The U.S. real estate market is still attractive for many Canadians looking for that second home. Whether it is to escape the long cold winters, or to have a second place near your children who have moved south of the border, the U.S. has some very well-priced opportunities.
That being said, as Canadians you must be careful of the tax and estate implications of owning U.S. property.
The reasons behind a U.S. purchase typically fall into one of two categories – a property for personal use, or a rental property to generate income. Both come with exciting opportunities, but both have their own unique set of issues.
Let’s begin by discussing personal-use properties.
You are now the proud owner of a new beachfront property in sunny Florida and plan to spend as much time as you are legally entitled enjoying the fresh ocean air – so what can possibly be of concern?
Plenty. For starters – what happens if you become mentally incapacitated? Typically, your Canadian power of attorney documents are not recognized in the U.S. This means that in the event you, or anyone on title of the property, become mentally incapacitated, the property will be frozen. You will not be able to sell or rent the property until you go through a guardianship procedure in the U.S. This is a very expensive and time-consuming process, which we certainly want to avoid.
A second issue is probate, and we are not talking about Ontario probate that your estate will need to go through upon your death, but a second probate procedure in the county where the property is located. This is the legal process necessary in order to transfer title to your beneficiaries. Probate is also very expensive and time-consuming and once again the property will be frozen until probate is complete. The way you hold title to the property will determine when probate will take place, but as long as the property is held personally, without further planning, probate will kick in at some point in time.

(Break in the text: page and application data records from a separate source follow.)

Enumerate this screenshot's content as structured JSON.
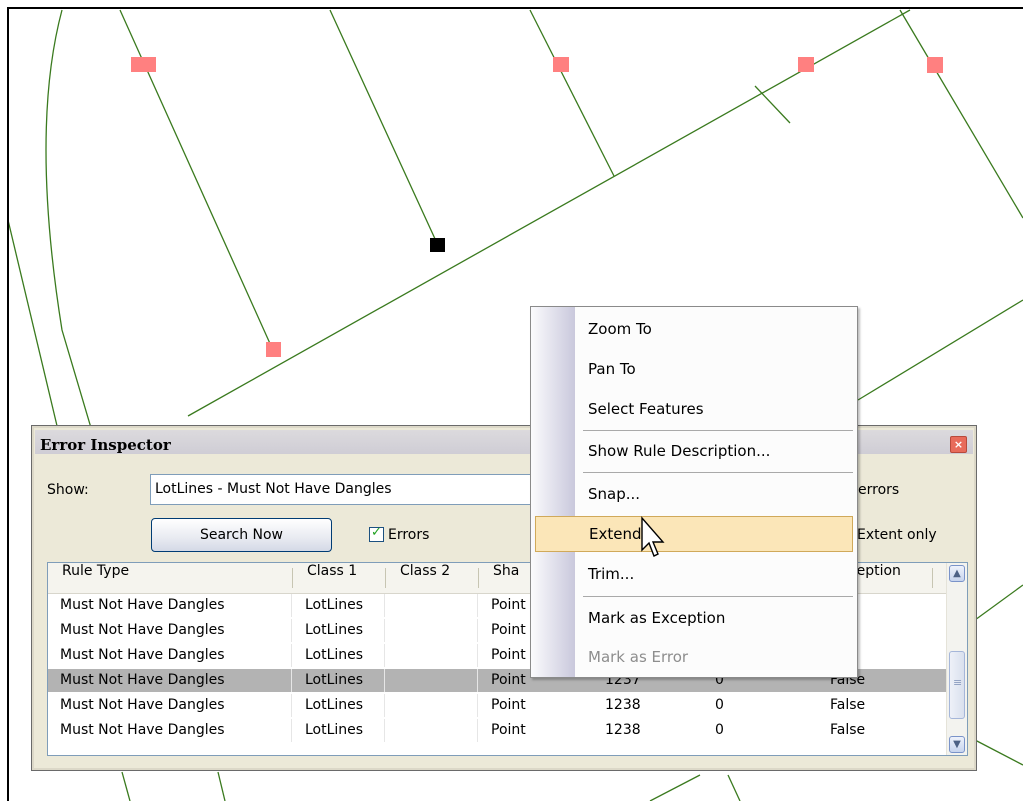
{
  "colors": {
    "map_line": "#3a7a1e",
    "error_point": "#ff8080",
    "selected_point": "#000000",
    "menu_highlight": "#fbe6b8",
    "selected_row": "#b3b3b3"
  },
  "inspector": {
    "title": "Error Inspector",
    "close_icon": "close-icon",
    "show_label": "Show:",
    "show_value": "LotLines - Must Not Have Dangles",
    "errors_suffix": "errors",
    "search_button": "Search Now",
    "errors_checkbox_label": "Errors",
    "errors_checked": true,
    "extent_only_label": "Extent only",
    "columns": [
      "Rule Type",
      "Class 1",
      "Class 2",
      "Sha",
      "Exception"
    ],
    "rows": [
      {
        "rule_type": "Must Not Have Dangles",
        "class1": "LotLines",
        "class2": "",
        "shape": "Point",
        "feature1": "",
        "feature2": "",
        "exception": ""
      },
      {
        "rule_type": "Must Not Have Dangles",
        "class1": "LotLines",
        "class2": "",
        "shape": "Point",
        "feature1": "",
        "feature2": "",
        "exception": ""
      },
      {
        "rule_type": "Must Not Have Dangles",
        "class1": "LotLines",
        "class2": "",
        "shape": "Point",
        "feature1": "",
        "feature2": "",
        "exception": ""
      },
      {
        "rule_type": "Must Not Have Dangles",
        "class1": "LotLines",
        "class2": "",
        "shape": "Point",
        "feature1": "1237",
        "feature2": "0",
        "exception": "False"
      },
      {
        "rule_type": "Must Not Have Dangles",
        "class1": "LotLines",
        "class2": "",
        "shape": "Point",
        "feature1": "1238",
        "feature2": "0",
        "exception": "False"
      },
      {
        "rule_type": "Must Not Have Dangles",
        "class1": "LotLines",
        "class2": "",
        "shape": "Point",
        "feature1": "1238",
        "feature2": "0",
        "exception": "False"
      }
    ],
    "selected_row": 3
  },
  "context_menu": {
    "items": [
      {
        "label": "Zoom To"
      },
      {
        "label": "Pan To"
      },
      {
        "label": "Select Features"
      },
      {
        "label": "Show Rule Description..."
      },
      {
        "label": "Snap..."
      },
      {
        "label": "Extend..."
      },
      {
        "label": "Trim..."
      },
      {
        "label": "Mark as Exception"
      },
      {
        "label": "Mark as Error"
      }
    ],
    "highlighted_item": "Extend...",
    "disabled_item": "Mark as Error"
  }
}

Next we need to understand what our tax liabilities are when we own a personal-use property in the U.S. We need to concern ourselves with capital gains as well as U.S. estate tax. If you sell the property there will be an obligation to record your capital gains on both sides of the border. However, due to a treaty there is no double taxation. Canada will give you a credit of the 15 per cent you paid to the U.S. and simply ask that you pay the 8-per-cent difference so that in the end you are only paying a total of 23 per cent.
But what happens on the U.S. side if you die while owning property? Now we need to concern ourselves with the U.S. estate tax. In essence, this is a death tax. The IRS says that if you, as a Canadian, pass away with U.S. assets, you might have a U.S. estate-tax liability. The way to determine the extent of this tax is based on a fairly complicated formula, but mainly asks two fundamental questions: Are your U.S. assets worth more then $60,000? And if so, is your worldwide estate worth more than $5,250,000? If the answer is yes to both of these questions then you will be taxed at a graduated rate of up to 40 per cent.
In addition to these issues, if you are purchasing for the purpose of generating rental income we now have two additional issues, income tax and liability. The income tax works the same as the capital gains discussed above. Canada will give you a credit of what you paid to the U.S., so at the end of the day you will simply be taxed at your Canadian marginal rate.
The liability on the other hand poses serious risk. Should your tenants sue you for an injury sustained on the property, they may look to come after your worldwide assets for compensation.
We have really only begun to discuss the various issues surrounding U.S. ownership, but proper planning, whether through a cross-border trust or some other structure, can help avoid or alleviate the complications surrounding owning U.S. property.
David A. Altro is a Florida attorney, Canadian legal advisor and managing partner at Altro Levy. He is also the author of Owning U.S. Property – The Canadian Way and can be reached at email@example.com. Jason S. Ansel provided research to this article.